Assignment =>
Locate every line in the records below that holds the word "document" and return each one.

Records to use Block Start

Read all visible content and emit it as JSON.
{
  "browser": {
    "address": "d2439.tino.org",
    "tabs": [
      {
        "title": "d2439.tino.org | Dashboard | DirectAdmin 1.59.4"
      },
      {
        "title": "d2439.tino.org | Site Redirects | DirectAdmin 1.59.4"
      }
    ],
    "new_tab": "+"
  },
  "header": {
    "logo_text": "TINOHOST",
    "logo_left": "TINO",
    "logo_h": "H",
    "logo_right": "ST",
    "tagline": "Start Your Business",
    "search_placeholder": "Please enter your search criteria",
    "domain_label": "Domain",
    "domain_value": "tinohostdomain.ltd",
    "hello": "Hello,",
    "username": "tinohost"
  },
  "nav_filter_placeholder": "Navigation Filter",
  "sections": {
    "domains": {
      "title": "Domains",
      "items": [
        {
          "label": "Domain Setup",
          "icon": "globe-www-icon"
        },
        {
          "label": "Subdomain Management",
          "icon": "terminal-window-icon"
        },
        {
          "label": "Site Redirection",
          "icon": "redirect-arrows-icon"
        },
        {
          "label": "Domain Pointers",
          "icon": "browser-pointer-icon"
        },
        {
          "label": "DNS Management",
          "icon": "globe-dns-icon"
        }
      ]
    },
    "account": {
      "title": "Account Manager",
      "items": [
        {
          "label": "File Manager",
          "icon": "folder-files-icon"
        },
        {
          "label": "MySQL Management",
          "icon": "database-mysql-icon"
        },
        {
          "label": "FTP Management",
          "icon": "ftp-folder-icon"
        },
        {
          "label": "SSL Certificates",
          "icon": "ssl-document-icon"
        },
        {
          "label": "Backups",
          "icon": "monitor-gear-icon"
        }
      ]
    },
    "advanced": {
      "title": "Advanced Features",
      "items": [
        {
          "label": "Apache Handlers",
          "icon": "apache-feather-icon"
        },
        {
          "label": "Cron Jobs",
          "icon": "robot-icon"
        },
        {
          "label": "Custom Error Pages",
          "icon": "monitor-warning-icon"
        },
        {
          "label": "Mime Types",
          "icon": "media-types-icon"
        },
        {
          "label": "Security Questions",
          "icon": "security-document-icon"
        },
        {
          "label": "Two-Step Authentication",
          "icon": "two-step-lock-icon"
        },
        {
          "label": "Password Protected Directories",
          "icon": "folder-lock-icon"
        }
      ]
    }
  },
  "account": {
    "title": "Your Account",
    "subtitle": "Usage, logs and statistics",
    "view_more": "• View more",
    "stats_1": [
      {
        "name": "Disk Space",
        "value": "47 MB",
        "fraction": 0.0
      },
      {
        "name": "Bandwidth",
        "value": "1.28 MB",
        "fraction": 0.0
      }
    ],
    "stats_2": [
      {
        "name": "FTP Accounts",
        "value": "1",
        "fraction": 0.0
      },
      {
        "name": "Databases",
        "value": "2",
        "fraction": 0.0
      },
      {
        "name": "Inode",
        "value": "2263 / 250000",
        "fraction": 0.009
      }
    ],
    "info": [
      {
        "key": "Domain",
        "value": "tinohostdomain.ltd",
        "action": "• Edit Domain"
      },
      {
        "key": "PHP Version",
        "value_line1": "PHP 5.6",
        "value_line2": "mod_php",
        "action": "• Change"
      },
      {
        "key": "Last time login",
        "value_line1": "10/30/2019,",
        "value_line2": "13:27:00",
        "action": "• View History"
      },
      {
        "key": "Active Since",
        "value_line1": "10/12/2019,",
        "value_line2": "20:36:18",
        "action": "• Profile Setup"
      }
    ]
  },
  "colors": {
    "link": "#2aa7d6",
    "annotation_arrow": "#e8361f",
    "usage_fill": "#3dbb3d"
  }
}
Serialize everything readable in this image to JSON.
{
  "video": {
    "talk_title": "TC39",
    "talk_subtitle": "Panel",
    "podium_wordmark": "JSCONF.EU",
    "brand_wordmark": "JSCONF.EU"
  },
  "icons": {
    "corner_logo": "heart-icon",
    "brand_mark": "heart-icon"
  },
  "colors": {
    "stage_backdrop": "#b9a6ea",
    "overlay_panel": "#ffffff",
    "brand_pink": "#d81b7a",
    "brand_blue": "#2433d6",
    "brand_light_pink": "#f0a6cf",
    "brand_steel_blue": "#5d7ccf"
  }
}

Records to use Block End

Written answer =>
          "icon": "ssl-document-icon"
          "icon": "security-document-icon"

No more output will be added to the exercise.